Social psychology is the study of human behavior in social situations. The concentration specializes in such topics as emotion, aggression, and social cognition. It also encompasses applied social psychology, including psychology and the law and behavioral medicine.

Courses

PSYC 114. Laboratory in Psychophysiological Perspectives on the Social Mind

PSYC 130. Delay of Gratification

PSYC 135. Animal Behavior

PSYC 137. Social Cognition

PSYC 139. Social Psychology of Sports

PSYC 141. Evolution and Human Nature

PSYC 152. Conceptions of Intelligence

PSYC 153. Psychology of Emotion

PSYC 155. Social Psychology and Medicine

PSYC 157. Happiness

PSYC 158. Interpersonal Relationships

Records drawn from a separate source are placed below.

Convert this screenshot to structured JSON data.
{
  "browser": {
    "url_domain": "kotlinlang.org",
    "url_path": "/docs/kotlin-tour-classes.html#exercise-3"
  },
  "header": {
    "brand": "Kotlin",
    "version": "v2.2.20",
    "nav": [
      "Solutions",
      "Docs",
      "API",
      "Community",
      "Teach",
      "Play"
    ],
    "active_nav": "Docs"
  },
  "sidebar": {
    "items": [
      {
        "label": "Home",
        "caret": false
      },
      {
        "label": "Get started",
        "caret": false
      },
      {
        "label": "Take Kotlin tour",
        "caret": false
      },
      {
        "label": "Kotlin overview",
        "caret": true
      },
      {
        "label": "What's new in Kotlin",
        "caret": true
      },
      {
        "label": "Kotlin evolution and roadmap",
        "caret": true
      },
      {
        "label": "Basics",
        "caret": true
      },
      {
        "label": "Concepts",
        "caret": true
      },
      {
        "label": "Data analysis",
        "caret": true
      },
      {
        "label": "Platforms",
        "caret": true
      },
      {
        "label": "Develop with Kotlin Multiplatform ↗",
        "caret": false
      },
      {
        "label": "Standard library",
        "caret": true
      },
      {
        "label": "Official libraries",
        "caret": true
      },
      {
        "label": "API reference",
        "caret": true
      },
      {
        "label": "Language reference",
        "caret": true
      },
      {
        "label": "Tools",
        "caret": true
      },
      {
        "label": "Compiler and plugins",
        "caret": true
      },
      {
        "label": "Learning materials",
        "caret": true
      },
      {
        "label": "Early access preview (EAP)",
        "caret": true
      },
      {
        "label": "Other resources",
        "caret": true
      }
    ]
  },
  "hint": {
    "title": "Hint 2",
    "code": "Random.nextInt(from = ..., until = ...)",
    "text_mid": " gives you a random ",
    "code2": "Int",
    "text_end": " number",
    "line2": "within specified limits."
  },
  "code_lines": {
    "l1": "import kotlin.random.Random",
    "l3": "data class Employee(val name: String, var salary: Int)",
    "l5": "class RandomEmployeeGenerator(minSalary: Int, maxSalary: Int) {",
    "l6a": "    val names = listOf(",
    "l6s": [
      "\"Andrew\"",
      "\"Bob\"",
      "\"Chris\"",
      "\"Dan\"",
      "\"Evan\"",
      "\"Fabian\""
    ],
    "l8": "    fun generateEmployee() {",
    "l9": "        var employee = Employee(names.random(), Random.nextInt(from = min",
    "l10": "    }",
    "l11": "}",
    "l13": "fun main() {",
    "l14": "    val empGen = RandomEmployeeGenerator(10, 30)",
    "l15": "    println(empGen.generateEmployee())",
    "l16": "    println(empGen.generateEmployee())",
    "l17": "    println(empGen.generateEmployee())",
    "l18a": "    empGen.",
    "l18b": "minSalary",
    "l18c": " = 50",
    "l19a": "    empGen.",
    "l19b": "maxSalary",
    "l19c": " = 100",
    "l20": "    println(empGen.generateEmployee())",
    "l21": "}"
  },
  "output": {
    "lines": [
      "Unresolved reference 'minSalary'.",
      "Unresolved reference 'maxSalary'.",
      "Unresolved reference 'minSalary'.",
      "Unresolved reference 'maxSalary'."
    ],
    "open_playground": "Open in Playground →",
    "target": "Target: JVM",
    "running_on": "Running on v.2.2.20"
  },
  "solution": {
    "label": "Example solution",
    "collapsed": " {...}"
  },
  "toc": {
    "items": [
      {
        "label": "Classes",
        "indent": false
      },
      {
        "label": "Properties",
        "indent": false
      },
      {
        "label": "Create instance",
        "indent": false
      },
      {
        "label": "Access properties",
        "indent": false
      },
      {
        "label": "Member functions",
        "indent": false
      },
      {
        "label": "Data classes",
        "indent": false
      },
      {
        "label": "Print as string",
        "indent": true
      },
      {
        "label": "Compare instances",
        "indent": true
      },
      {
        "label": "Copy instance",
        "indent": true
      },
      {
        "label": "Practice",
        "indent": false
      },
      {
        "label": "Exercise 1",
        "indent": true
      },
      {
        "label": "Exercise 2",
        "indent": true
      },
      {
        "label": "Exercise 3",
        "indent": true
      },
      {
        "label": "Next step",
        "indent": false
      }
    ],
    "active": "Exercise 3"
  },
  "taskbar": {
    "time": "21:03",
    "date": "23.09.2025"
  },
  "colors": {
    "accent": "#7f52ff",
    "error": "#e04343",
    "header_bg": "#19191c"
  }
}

PSYC 160. Groups

PSYC 162. Psychology and the Law

PSYC 172. The Psychology of Human Sexuality

PSYC 178. Industrial Organizational Psychology

PSYC 187. Development of Social Cognition

PSYC 190. Parenting

Honors Program

Students are encouraged to participate in the department’s honors program, which is strongly recommended for all students interested in graduate school. A minimum overall GPA of 3.3 (transfer GPA of 3.5 for transfer students) is a prerequisite. Admission is granted by application in the fall quarter of the junior year (Deadline: October 31). This program is composed of the following courses:

  1. Junior Year

    Winter:

    • Junior Honors Research Seminar (PSYC 110)
    • Advanced Statistics and Research Methods (PSYC 111A)

    Spring:

    • Advanced Statistics and Research Methods (PSYC 111B)
  2. Senior Year: A yearlong independent research project (PSYC 194-A-B-C) under the mentorship of a faculty adviser. This research culminates in an honors thesis and poster presentation during the spring quarter.
  3. For the BA with Honors—At least one laboratory course (Psychology 107, 109, 114, 115, 117, 119, 121, 140) or, one Psychology 199, Independent Study (199s, however, do not count as upper-division credit toward the major).
  4. For the BS with Honors—Because the BS already requires two research experiences, there is no additional laboratory requirement to participate in the Honors Program. PSYC 194 A-B-C fulfills one of the two research experiences required for the BS.

Successful completion of the Honors Program requires a grade of A– in the Psychology 194 series and a minimum GPA of 3.5 in the upper-division courses taken for the major.

Minor Program

The minor in psychology consists of seven four-unit courses from the Department of Psychology course offerings, of which at least twenty units (five four-unit courses) must be upper division. At least four upper-division courses must be taken at UC San Diego for a letter grade. Psychology 199 (Independent Study) may count for one upper-division course toward the minor.

If Psychology 60 (Statistics) is chosen as one of the lower-division courses, it must be taken for a letter grade. To declare or change your minor, use the minor tool on TritonLink. A grade point average of at least 2.0 is required for graduation.

Education Abroad

Students are often able to participate in the UC Education Abroad Program (EAP) and UC San Diego’s Opportunities Abroad Program (OAP) while still making progress toward the major. Students considering this option should discuss their plans with the Psychology Student Affairs Office before going abroad, and courses taken abroad must be approved by the Department of Psychology. Students may only receive credit for up to three upper-division psychology courses from their courses taken abroad. Information on EAP/OAP is detailed in the “Education Abroad Program” section of the UC San Diego General Catalog. Interested students should contact the Program Abroad Office in the International Center.

Transfer Credit

In general, all introductory courses in experimental psychology are accepted for lower-division credit toward a psychology minor. Upper-division psychology courses will be evaluated for transfer credit toward a psychology major or minor on a course-by-course basis.